*** Data

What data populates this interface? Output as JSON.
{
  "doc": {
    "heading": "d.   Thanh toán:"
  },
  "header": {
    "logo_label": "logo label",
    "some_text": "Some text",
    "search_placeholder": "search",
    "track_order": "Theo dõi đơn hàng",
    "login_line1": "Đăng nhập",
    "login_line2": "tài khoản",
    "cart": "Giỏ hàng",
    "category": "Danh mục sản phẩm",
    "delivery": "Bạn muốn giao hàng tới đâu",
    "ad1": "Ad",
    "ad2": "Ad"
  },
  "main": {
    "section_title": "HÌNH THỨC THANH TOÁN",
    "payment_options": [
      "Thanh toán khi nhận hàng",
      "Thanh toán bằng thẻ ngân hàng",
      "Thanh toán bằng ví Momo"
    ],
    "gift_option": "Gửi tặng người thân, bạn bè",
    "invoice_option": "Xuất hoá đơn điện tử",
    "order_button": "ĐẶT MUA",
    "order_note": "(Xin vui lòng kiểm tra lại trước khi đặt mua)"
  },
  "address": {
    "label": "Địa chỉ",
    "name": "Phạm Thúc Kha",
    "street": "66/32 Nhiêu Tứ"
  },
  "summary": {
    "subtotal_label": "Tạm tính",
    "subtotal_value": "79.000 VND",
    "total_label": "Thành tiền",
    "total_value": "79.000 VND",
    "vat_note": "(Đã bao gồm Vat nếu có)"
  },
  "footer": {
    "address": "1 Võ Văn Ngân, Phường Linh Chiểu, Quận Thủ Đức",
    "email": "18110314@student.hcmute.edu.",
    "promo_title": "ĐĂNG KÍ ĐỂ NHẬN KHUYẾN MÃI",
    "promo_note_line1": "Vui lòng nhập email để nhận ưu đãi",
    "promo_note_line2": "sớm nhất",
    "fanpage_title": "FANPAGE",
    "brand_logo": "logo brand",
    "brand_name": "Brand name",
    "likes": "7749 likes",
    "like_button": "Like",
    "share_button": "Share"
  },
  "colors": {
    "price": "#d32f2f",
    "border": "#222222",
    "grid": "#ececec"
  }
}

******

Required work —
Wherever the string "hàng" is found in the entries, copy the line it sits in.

Written response —
    "track_order": "Theo dõi đơn hàng",
    "cart": "Giỏ hàng",
    "delivery": "Bạn muốn giao hàng tới đâu",
      "Thanh toán khi nhận hàng",
      "Thanh toán bằng thẻ ngân hàng",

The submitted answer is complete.